**Activity**
Restate all entries exactly. Skip the images.

(Excerpts from an interface dataset)

*****

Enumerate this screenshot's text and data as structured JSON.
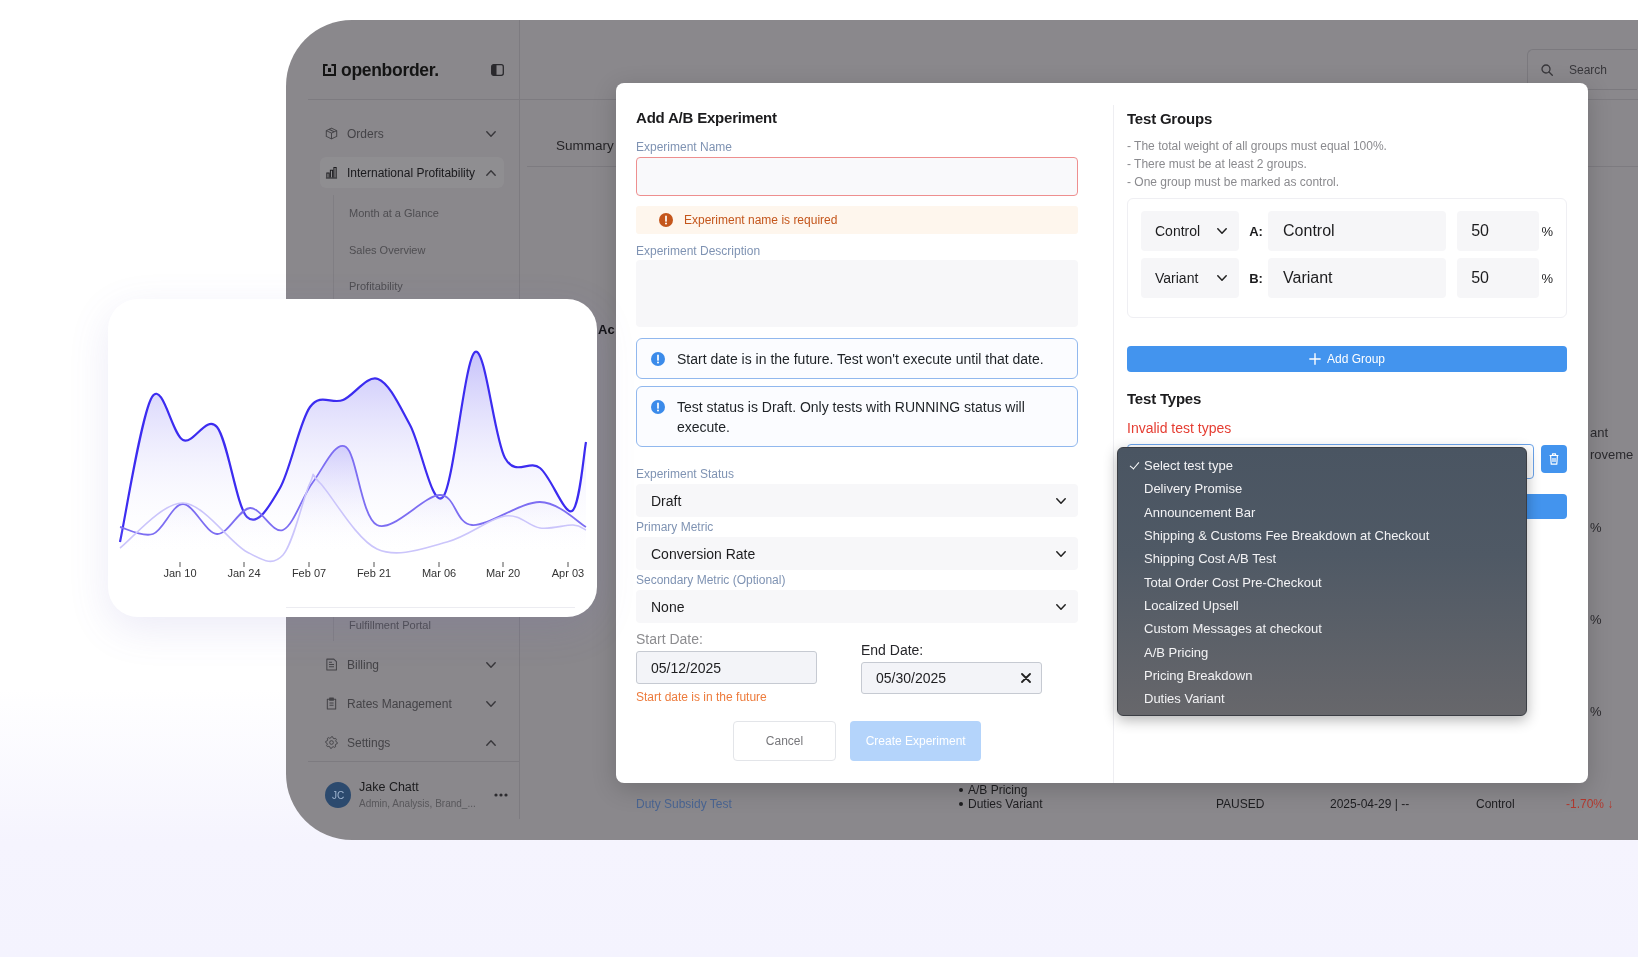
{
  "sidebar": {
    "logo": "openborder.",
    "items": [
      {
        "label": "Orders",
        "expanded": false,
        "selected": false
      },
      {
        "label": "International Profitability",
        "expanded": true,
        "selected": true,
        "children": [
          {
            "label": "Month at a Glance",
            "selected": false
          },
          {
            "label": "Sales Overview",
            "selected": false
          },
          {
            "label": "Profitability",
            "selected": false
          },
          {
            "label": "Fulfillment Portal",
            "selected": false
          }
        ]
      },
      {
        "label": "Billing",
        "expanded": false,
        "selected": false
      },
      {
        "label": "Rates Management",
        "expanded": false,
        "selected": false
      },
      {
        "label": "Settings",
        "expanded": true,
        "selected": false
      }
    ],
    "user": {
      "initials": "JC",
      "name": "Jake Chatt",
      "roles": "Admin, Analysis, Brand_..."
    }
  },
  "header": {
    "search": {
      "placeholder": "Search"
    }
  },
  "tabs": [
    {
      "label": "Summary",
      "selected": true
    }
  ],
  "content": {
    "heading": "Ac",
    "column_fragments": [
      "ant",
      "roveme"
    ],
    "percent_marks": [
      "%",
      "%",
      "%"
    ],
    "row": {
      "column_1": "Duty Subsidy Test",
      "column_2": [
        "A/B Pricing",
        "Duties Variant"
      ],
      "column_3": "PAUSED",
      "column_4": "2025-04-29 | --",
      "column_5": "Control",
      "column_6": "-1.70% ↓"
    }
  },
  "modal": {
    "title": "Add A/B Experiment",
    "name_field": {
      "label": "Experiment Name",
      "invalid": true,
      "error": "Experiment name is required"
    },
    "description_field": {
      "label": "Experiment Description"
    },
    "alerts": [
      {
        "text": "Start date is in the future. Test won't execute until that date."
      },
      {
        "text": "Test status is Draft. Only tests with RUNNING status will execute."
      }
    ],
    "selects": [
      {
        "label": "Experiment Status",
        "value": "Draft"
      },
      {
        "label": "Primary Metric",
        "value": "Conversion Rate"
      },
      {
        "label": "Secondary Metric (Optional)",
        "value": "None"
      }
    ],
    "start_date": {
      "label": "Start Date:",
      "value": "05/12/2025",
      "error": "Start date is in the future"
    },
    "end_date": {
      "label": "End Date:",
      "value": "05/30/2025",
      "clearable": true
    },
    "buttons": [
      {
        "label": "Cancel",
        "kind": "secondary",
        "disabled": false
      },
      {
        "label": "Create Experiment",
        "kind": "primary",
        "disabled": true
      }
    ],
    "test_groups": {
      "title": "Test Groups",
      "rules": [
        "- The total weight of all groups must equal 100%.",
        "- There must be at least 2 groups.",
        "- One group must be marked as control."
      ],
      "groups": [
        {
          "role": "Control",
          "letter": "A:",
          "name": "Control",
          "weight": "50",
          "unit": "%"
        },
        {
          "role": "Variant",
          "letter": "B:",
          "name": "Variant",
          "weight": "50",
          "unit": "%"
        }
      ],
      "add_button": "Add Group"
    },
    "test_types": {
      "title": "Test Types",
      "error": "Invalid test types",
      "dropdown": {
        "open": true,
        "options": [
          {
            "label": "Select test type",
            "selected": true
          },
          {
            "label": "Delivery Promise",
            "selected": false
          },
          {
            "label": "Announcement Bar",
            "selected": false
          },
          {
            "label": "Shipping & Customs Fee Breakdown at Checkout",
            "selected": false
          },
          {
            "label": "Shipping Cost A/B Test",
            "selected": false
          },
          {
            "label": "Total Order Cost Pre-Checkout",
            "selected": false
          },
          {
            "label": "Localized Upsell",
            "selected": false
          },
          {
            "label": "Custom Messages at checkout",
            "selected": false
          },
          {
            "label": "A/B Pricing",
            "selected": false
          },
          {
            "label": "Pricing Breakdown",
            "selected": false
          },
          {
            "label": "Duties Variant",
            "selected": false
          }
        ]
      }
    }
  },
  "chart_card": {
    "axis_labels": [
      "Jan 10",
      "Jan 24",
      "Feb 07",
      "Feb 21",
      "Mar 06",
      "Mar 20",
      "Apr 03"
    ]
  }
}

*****

**Written reply**
Enumerate this screenshot's text and data as structured JSON.
{
  "sidebar": {
    "logo": "openborder.",
    "items": [
      {
        "label": "Orders",
        "expanded": false,
        "selected": false
      },
      {
        "label": "International Profitability",
        "expanded": true,
        "selected": true,
        "children": [
          {
            "label": "Month at a Glance",
            "selected": false
          },
          {
            "label": "Sales Overview",
            "selected": false
          },
          {
            "label": "Profitability",
            "selected": false
          },
          {
            "label": "Fulfillment Portal",
            "selected": false
          }
        ]
      },
      {
        "label": "Billing",
        "expanded": false,
        "selected": false
      },
      {
        "label": "Rates Management",
        "expanded": false,
        "selected": false
      },
      {
        "label": "Settings",
        "expanded": true,
        "selected": false
      }
    ],
    "user": {
      "initials": "JC",
      "name": "Jake Chatt",
      "roles": "Admin, Analysis, Brand_..."
    }
  },
  "header": {
    "search": {
      "placeholder": "Search"
    }
  },
  "tabs": [
    {
      "label": "Summary",
      "selected": true
    }
  ],
  "content": {
    "heading": "Ac",
    "column_fragments": [
      "ant",
      "roveme"
    ],
    "percent_marks": [
      "%",
      "%",
      "%"
    ],
    "row": {
      "column_1": "Duty Subsidy Test",
      "column_2": [
        "A/B Pricing",
        "Duties Variant"
      ],
      "column_3": "PAUSED",
      "column_4": "2025-04-29 | --",
      "column_5": "Control",
      "column_6": "-1.70% ↓"
    }
  },
  "modal": {
    "title": "Add A/B Experiment",
    "name_field": {
      "label": "Experiment Name",
      "invalid": true,
      "error": "Experiment name is required"
    },
    "description_field": {
      "label": "Experiment Description"
    },
    "alerts": [
      {
        "text": "Start date is in the future. Test won't execute until that date."
      },
      {
        "text": "Test status is Draft. Only tests with RUNNING status will execute."
      }
    ],
    "selects": [
      {
        "label": "Experiment Status",
        "value": "Draft"
      },
      {
        "label": "Primary Metric",
        "value": "Conversion Rate"
      },
      {
        "label": "Secondary Metric (Optional)",
        "value": "None"
      }
    ],
    "start_date": {
      "label": "Start Date:",
      "value": "05/12/2025",
      "error": "Start date is in the future"
    },
    "end_date": {
      "label": "End Date:",
      "value": "05/30/2025",
      "clearable": true
    },
    "buttons": [
      {
        "label": "Cancel",
        "kind": "secondary",
        "disabled": false
      },
      {
        "label": "Create Experiment",
        "kind": "primary",
        "disabled": true
      }
    ],
    "test_groups": {
      "title": "Test Groups",
      "rules": [
        "- The total weight of all groups must equal 100%.",
        "- There must be at least 2 groups.",
        "- One group must be marked as control."
      ],
      "groups": [
        {
          "role": "Control",
          "letter": "A:",
          "name": "Control",
          "weight": "50",
          "unit": "%"
        },
        {
          "role": "Variant",
          "letter": "B:",
          "name": "Variant",
          "weight": "50",
          "unit": "%"
        }
      ],
      "add_button": "Add Group"
    },
    "test_types": {
      "title": "Test Types",
      "error": "Invalid test types",
      "dropdown": {
        "open": true,
        "options": [
          {
            "label": "Select test type",
            "selected": true
          },
          {
            "label": "Delivery Promise",
            "selected": false
          },
          {
            "label": "Announcement Bar",
            "selected": false
          },
          {
            "label": "Shipping & Customs Fee Breakdown at Checkout",
            "selected": false
          },
          {
            "label": "Shipping Cost A/B Test",
            "selected": false
          },
          {
            "label": "Total Order Cost Pre-Checkout",
            "selected": false
          },
          {
            "label": "Localized Upsell",
            "selected": false
          },
          {
            "label": "Custom Messages at checkout",
            "selected": false
          },
          {
            "label": "A/B Pricing",
            "selected": false
          },
          {
            "label": "Pricing Breakdown",
            "selected": false
          },
          {
            "label": "Duties Variant",
            "selected": false
          }
        ]
      }
    }
  },
  "chart_card": {
    "axis_labels": [
      "Jan 10",
      "Jan 24",
      "Feb 07",
      "Feb 21",
      "Mar 06",
      "Mar 20",
      "Apr 03"
    ]
  }
}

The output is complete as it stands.